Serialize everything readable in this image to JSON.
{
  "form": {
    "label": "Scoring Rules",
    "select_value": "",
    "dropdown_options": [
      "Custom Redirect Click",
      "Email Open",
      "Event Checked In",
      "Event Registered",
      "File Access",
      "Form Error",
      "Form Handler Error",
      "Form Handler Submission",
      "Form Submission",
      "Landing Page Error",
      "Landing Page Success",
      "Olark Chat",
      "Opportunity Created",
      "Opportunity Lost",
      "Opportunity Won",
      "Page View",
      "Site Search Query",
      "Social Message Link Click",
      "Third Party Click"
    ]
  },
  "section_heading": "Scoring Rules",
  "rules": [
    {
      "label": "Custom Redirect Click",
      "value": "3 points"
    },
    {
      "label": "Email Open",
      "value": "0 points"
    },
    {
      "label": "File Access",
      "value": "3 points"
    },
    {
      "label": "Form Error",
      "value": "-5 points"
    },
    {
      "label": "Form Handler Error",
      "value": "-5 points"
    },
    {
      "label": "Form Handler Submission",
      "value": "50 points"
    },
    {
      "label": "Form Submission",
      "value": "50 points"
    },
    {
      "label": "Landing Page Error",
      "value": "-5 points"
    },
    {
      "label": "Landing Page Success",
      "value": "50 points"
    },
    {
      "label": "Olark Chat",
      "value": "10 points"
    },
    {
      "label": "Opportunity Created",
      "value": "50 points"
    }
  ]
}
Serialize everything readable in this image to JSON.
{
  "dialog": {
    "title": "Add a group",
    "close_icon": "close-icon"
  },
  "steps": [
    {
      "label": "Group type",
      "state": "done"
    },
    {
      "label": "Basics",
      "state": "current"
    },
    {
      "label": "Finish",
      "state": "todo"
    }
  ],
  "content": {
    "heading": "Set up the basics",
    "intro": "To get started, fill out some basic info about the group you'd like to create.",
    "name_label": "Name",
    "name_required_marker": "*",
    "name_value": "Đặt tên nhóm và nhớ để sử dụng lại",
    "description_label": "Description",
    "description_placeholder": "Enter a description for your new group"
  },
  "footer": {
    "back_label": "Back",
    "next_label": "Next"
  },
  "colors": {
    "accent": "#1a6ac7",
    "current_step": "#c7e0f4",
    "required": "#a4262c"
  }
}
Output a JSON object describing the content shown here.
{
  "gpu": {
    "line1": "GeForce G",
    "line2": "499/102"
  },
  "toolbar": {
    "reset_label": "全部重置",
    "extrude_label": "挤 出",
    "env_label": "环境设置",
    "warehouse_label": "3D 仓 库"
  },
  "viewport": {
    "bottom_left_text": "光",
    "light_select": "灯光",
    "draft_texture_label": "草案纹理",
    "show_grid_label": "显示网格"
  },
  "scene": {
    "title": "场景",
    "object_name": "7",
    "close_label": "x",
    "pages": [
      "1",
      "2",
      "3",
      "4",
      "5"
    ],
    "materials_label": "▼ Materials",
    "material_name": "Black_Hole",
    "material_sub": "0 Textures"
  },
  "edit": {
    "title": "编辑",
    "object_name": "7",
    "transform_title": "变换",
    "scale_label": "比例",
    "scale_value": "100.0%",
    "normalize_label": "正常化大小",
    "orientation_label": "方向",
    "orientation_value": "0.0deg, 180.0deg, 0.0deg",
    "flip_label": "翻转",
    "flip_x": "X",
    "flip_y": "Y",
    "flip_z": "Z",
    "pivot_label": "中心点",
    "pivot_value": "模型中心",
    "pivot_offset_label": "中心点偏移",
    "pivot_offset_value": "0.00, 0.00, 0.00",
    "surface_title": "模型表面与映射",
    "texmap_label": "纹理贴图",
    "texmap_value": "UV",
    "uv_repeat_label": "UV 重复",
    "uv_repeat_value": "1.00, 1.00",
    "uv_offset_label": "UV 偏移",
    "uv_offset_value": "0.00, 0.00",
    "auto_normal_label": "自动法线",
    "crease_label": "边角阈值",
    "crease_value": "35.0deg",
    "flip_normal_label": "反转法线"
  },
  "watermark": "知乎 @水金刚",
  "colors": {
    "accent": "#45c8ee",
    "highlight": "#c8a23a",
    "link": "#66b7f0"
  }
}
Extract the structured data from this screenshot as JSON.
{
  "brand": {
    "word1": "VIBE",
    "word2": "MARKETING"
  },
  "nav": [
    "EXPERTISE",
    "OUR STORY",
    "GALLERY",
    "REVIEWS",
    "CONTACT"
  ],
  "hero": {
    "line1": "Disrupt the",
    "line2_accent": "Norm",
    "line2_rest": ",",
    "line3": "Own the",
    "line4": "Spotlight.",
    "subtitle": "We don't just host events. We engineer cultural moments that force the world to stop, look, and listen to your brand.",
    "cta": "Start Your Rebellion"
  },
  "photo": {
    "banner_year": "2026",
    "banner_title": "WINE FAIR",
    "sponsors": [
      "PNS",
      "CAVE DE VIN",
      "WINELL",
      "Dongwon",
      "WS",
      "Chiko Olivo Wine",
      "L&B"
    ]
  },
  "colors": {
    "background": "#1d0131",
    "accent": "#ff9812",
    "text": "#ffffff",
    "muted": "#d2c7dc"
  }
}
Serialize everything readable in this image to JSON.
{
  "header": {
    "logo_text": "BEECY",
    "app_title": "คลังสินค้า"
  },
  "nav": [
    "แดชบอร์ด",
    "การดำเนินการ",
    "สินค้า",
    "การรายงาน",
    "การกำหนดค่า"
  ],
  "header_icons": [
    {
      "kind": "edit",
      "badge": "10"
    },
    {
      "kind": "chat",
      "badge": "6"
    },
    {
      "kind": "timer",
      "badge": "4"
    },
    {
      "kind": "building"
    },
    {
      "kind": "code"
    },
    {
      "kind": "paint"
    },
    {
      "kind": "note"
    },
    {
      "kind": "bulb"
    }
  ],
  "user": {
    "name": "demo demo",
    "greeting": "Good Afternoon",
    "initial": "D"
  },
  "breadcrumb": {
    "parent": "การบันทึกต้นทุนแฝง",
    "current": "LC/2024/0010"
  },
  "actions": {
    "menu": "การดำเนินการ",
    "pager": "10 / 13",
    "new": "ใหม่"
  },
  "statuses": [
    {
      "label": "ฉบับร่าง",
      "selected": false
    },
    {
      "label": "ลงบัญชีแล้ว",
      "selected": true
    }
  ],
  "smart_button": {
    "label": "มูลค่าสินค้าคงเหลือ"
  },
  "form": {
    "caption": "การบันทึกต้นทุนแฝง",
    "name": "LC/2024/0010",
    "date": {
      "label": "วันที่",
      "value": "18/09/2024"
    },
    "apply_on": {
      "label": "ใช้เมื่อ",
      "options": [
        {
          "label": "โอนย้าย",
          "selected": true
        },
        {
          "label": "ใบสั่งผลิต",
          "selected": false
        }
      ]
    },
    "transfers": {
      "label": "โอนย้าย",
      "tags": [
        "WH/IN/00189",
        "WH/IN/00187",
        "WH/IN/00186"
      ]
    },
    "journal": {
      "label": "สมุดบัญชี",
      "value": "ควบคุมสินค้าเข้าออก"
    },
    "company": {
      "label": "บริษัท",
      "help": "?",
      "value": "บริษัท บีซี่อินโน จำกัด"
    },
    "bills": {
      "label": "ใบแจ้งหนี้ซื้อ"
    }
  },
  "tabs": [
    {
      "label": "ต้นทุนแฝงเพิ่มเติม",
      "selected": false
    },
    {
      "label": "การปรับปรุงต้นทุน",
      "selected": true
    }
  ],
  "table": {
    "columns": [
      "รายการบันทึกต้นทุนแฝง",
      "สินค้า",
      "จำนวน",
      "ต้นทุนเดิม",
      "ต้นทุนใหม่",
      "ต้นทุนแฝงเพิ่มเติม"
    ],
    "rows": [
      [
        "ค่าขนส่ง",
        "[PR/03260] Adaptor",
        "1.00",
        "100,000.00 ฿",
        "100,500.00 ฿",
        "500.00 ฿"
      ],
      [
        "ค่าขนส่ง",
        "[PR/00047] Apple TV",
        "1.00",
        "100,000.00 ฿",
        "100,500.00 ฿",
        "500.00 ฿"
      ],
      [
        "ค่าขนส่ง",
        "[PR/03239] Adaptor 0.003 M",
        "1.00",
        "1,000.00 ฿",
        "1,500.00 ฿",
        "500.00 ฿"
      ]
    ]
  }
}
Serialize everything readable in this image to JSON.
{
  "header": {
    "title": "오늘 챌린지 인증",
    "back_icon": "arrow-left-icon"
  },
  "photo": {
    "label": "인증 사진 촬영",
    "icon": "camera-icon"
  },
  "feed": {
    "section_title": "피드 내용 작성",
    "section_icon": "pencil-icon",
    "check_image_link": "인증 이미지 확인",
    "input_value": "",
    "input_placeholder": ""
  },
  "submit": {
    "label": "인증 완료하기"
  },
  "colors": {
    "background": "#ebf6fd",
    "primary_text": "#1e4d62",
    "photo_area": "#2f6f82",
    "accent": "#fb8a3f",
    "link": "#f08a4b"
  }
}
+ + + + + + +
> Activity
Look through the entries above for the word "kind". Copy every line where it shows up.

> Task solution
      "kind": "edit",
      "kind": "chat",
      "kind": "timer",
      "kind": "building"
      "kind": "code"
      "kind": "paint"
      "kind": "note"
      "kind": "bulb"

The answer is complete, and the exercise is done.